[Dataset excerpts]
━━━━━━━━━━━━━━━━

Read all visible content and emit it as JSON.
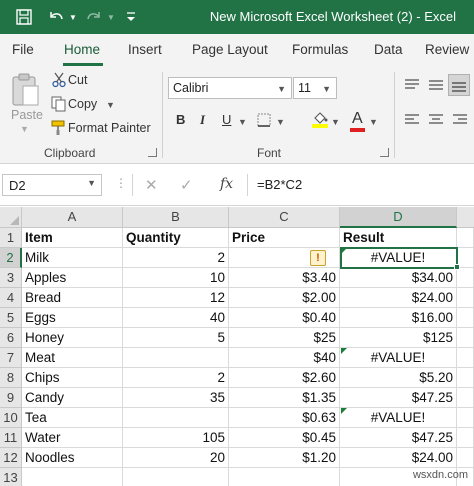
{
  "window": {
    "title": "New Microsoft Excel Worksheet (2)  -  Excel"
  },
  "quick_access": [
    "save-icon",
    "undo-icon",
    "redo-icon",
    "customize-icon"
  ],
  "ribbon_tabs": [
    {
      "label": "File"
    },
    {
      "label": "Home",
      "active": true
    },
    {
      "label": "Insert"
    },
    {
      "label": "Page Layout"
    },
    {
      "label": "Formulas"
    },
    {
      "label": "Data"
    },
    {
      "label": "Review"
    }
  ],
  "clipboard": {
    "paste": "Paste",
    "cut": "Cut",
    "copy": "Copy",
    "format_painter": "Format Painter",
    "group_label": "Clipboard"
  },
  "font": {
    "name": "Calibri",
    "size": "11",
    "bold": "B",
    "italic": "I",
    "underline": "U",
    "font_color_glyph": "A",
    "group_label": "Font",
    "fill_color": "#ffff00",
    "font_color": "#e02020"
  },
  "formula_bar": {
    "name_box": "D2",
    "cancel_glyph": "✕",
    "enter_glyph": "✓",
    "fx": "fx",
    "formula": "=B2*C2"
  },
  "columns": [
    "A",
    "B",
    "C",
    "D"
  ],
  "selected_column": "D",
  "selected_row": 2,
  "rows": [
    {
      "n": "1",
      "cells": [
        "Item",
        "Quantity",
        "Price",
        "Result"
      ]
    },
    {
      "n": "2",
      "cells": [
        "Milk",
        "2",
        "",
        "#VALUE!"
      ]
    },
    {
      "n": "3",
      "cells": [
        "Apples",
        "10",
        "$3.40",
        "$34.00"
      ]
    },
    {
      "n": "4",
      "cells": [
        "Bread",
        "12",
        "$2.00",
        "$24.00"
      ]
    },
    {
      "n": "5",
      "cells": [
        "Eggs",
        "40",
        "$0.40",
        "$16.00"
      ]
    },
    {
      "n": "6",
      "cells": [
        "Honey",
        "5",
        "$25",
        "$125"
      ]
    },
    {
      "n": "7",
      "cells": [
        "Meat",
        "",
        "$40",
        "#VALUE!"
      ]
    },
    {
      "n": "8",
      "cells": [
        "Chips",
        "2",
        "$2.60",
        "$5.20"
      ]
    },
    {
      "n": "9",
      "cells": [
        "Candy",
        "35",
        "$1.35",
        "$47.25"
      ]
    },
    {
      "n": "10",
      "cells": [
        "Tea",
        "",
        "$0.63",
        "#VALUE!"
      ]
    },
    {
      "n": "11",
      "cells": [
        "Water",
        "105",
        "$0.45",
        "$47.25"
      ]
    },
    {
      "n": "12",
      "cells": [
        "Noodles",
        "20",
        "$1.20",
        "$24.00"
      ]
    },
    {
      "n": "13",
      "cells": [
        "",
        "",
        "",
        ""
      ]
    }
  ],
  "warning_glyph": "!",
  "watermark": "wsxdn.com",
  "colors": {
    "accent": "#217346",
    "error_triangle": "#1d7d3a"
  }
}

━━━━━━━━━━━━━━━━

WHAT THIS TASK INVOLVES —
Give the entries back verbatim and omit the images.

EXERCISE ANSWER —
Read all visible content and emit it as JSON.
{
  "window": {
    "title": "New Microsoft Excel Worksheet (2)  -  Excel"
  },
  "quick_access": [
    "save-icon",
    "undo-icon",
    "redo-icon",
    "customize-icon"
  ],
  "ribbon_tabs": [
    {
      "label": "File"
    },
    {
      "label": "Home",
      "active": true
    },
    {
      "label": "Insert"
    },
    {
      "label": "Page Layout"
    },
    {
      "label": "Formulas"
    },
    {
      "label": "Data"
    },
    {
      "label": "Review"
    }
  ],
  "clipboard": {
    "paste": "Paste",
    "cut": "Cut",
    "copy": "Copy",
    "format_painter": "Format Painter",
    "group_label": "Clipboard"
  },
  "font": {
    "name": "Calibri",
    "size": "11",
    "bold": "B",
    "italic": "I",
    "underline": "U",
    "font_color_glyph": "A",
    "group_label": "Font",
    "fill_color": "#ffff00",
    "font_color": "#e02020"
  },
  "formula_bar": {
    "name_box": "D2",
    "cancel_glyph": "✕",
    "enter_glyph": "✓",
    "fx": "fx",
    "formula": "=B2*C2"
  },
  "columns": [
    "A",
    "B",
    "C",
    "D"
  ],
  "selected_column": "D",
  "selected_row": 2,
  "rows": [
    {
      "n": "1",
      "cells": [
        "Item",
        "Quantity",
        "Price",
        "Result"
      ]
    },
    {
      "n": "2",
      "cells": [
        "Milk",
        "2",
        "",
        "#VALUE!"
      ]
    },
    {
      "n": "3",
      "cells": [
        "Apples",
        "10",
        "$3.40",
        "$34.00"
      ]
    },
    {
      "n": "4",
      "cells": [
        "Bread",
        "12",
        "$2.00",
        "$24.00"
      ]
    },
    {
      "n": "5",
      "cells": [
        "Eggs",
        "40",
        "$0.40",
        "$16.00"
      ]
    },
    {
      "n": "6",
      "cells": [
        "Honey",
        "5",
        "$25",
        "$125"
      ]
    },
    {
      "n": "7",
      "cells": [
        "Meat",
        "",
        "$40",
        "#VALUE!"
      ]
    },
    {
      "n": "8",
      "cells": [
        "Chips",
        "2",
        "$2.60",
        "$5.20"
      ]
    },
    {
      "n": "9",
      "cells": [
        "Candy",
        "35",
        "$1.35",
        "$47.25"
      ]
    },
    {
      "n": "10",
      "cells": [
        "Tea",
        "",
        "$0.63",
        "#VALUE!"
      ]
    },
    {
      "n": "11",
      "cells": [
        "Water",
        "105",
        "$0.45",
        "$47.25"
      ]
    },
    {
      "n": "12",
      "cells": [
        "Noodles",
        "20",
        "$1.20",
        "$24.00"
      ]
    },
    {
      "n": "13",
      "cells": [
        "",
        "",
        "",
        ""
      ]
    }
  ],
  "warning_glyph": "!",
  "watermark": "wsxdn.com",
  "colors": {
    "accent": "#217346",
    "error_triangle": "#1d7d3a"
  }
}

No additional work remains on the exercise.